**Information given:**
====================

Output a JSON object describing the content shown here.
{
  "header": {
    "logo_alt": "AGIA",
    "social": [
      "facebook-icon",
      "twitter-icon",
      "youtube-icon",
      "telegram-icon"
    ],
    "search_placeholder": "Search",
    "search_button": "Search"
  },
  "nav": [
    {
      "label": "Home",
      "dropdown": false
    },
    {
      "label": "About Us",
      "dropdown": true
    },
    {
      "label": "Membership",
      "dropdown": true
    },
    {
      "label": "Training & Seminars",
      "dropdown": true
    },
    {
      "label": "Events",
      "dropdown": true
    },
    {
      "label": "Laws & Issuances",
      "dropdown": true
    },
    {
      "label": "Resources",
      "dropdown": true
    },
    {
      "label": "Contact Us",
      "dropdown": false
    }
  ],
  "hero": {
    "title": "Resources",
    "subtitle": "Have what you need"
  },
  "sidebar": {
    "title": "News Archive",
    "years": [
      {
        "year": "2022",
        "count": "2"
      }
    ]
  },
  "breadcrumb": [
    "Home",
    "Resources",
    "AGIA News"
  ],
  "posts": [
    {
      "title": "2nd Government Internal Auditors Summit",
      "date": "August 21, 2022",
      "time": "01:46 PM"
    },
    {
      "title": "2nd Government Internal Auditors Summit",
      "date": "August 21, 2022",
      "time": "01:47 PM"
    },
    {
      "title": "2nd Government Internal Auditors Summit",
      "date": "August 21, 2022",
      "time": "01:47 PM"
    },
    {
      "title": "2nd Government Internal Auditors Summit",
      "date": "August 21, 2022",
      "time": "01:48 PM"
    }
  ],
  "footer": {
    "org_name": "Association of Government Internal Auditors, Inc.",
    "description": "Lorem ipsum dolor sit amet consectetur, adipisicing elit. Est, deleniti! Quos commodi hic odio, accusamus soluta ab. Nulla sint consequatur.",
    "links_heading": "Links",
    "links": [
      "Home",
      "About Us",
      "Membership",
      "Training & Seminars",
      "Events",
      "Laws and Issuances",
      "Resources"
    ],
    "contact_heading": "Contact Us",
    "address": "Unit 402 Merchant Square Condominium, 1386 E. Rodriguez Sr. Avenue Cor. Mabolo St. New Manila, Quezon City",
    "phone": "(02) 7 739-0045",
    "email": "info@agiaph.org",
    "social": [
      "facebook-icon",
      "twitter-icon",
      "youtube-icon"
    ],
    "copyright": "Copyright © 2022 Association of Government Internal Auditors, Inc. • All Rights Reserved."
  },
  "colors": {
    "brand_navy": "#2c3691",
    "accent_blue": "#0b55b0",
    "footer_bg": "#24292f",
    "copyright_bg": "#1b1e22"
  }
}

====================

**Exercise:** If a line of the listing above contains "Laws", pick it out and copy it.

**Written solution:**
      "label": "Laws & Issuances",
      "Laws and Issuances",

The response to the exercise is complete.